Crotch table  part 1

The "Y" shaped slab, cut from the fork between two main branches that split from the trunk, is a wonderful piece or wood. Its grain orientation is very attractive and since we hardly see it utilized in furniture making, a piece of crotch furniture always receives great attention once someone make good use of it. Crotches – or part of the crotch – have been used in shipbuilding too, to make knee braces or "L" shaped parts.



The table I built recently at Purchase College, is made from four main parts: a crotch slab that I found on the wood rack outside the shop, and three old walnut legs that Dennis, the head of the wood program, gave me. Dennis found the legs and asked me if I might want to use them in one of my projects. After seeing the crotch and looking at legs I decided I will make a table out of them. What really attracted me to the legs was their simple tapered shapes, and the robust cast iron plates that allowed me to attach them almost to any kind of surface.

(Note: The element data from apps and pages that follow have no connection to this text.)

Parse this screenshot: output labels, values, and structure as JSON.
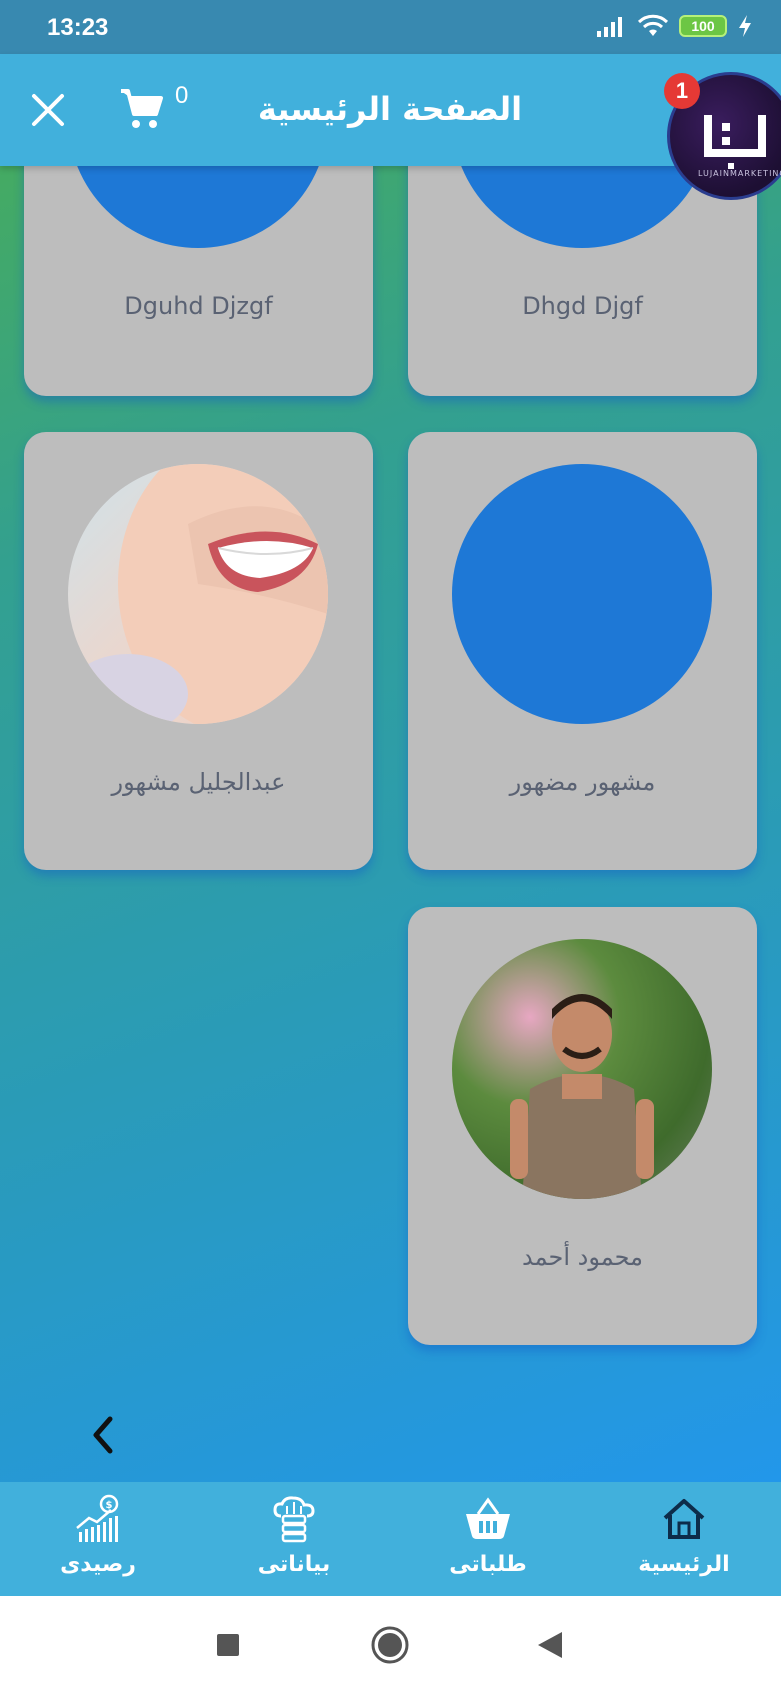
{
  "status_bar": {
    "time": "13:23",
    "battery": "100",
    "icons": [
      "signal-icon",
      "wifi-icon",
      "battery-icon",
      "charging-icon"
    ]
  },
  "app_bar": {
    "title": "الصفحة الرئيسية",
    "cart_count": "0",
    "logo_badge": "1",
    "logo_text": "LUJAINMARKETING"
  },
  "cards": [
    {
      "name": "Dhgd Djgf",
      "avatar": "solid"
    },
    {
      "name": "Dguhd Djzgf",
      "avatar": "solid"
    },
    {
      "name": "مشهور مضهور",
      "avatar": "solid"
    },
    {
      "name": "عبدالجليل مشهور",
      "avatar": "photo-smile"
    },
    {
      "name": "محمود أحمد",
      "avatar": "photo-person"
    }
  ],
  "bottom_nav": {
    "items": [
      {
        "label": "الرئيسية",
        "icon": "home-icon"
      },
      {
        "label": "طلباتى",
        "icon": "basket-icon"
      },
      {
        "label": "بياناتى",
        "icon": "cloud-data-icon"
      },
      {
        "label": "رصيدى",
        "icon": "balance-chart-icon"
      }
    ]
  },
  "colors": {
    "app_bar": "#41b0dc",
    "status_bar": "#3889b0",
    "card": "#bdbdbd",
    "avatar_placeholder": "#1e78d6",
    "badge": "#e53935"
  }
}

Stay tuned for my next blog entry later this week, and to the next chapter of crotch table story.

American Woodworker Blog
Yoav Liberman

About Yoav Liberman

Yoav S. Liberman is a woodworker and a teacher. His pieces have been featured in several woodworking books, most recently in Robin Wood’s CORES Recycled. Yoav teaches woodworking at the Rudolf Steiner School in Manhattan, and also frequently guest teaches in craft schools across the country.  Between 2003 and 2011 Yoav  headed the woodworking program at Harvard University's Eliot House. Yoav’s articles have appeared in American Woodworker and Woodwork Magazine. He frequently contributes woodworking web content to a number of digital publications   Yoav has a degree in architecture and later held two competitive residency programs: at The Worcester Center for Crafts in Massachusetts, and the Windgate Foundation Fellowship at Purchase College, New York. He lives in Chestnut Ridge NY.